Former UConn Health professor accused of making disparaging remarks to Muslim and Arab resident doctors

Nanda’s lawyer Jacques Parenteau said Thursday that Nanda appealed the report’s findings and the process ended with a confidential resolution and that the investigation had no bearing on Nanda’s retiring, according to the Associated Press.

A now-retired UConn Health orthodontics professor subjected Muslim and Arab resident doctors to offensive comments about their nationalities according to a report obtained by the Associated Press.

Dr. Ravindra Nanda allegedly called Arab and Muslim resident doctors members of the Islamic state and commented that the FBI might think he is building an “ISIS cell” due to the number of Arab and Muslim people in his program, according to the Associated Press. The report also alleges that he only allowed North American residents to treat Caucasian patients and tossed out a job application from a female resident doctor.  

Nanda retired last fall, more than a year after the report was issued by UConn Health’s Office of Institutional Equity, and he has denied all accusations, according to the Associated Press. The Associated Press said the Office of Institutional Equity found the testimony of several resident doctors to be credible.

“At a time when there are enough tensions in the United States, the types of (statements) Nanda made are extremely dangerous,” Shaheer Syed Hassan, a member of the UConn Muslim Student Association said. “The future medical professionals of America deserve to be respected, educated and employed regardless of their religions, ethnicities and backgrounds.”

Hassan said he is concerned that incidents like this harm the image of Muslims, many of whom have much to offer to this country.

“There is enough backlash from mainstream media and perception against Muslims,” Hassan said. “This attitude is detrimental to the success of our nation as it affects our nation’s abilities to recruit talented individuals.”
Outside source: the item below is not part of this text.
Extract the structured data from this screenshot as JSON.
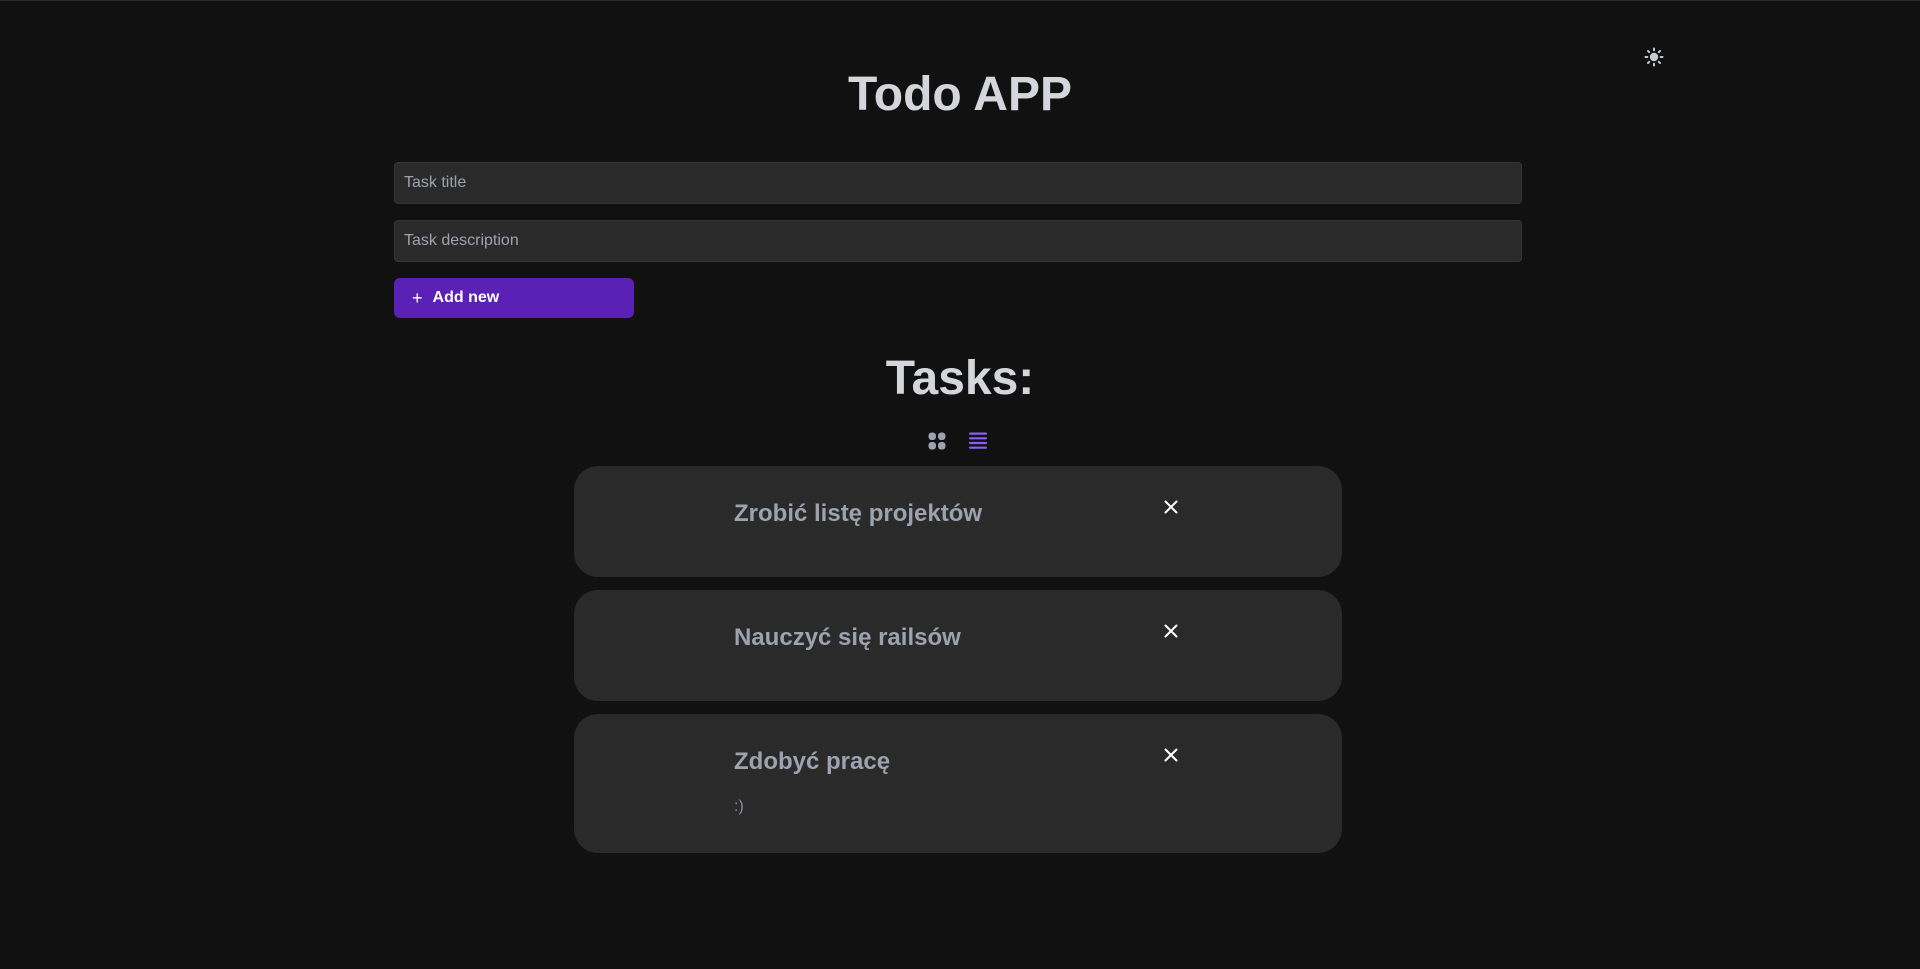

UConn Health Chief Communications Officer Chris Hyers said leaders on campus took “appropriate measures” in response to the findings Thursday, according to the Associated Press.

“UConn Health does not tolerate discrimination, harassment or retaliation in the workplace or its learning environments,” Hyers said in a statement as reported by the Associated Press.

Ellen Keane, one of the investigators, recommended UConn consider disciplining Nanda and that measures be taken immediately “to protect residents against further discrimination, harassment and retaliation,” according to the Associated Press.

Nanda’s lawyer Jacques Parenteau said Thursday that Nanda appealed the report’s findings and the process ended with a confidential resolution and that the investigation had no bearing on Nanda’s retiring, according to the Associated Press.


Anna Zarra Aldrich is a staff writer for The Daily Campus. She can be reached via email at anna.aldrich@uconn.edu. She tweets @ZarraAnna.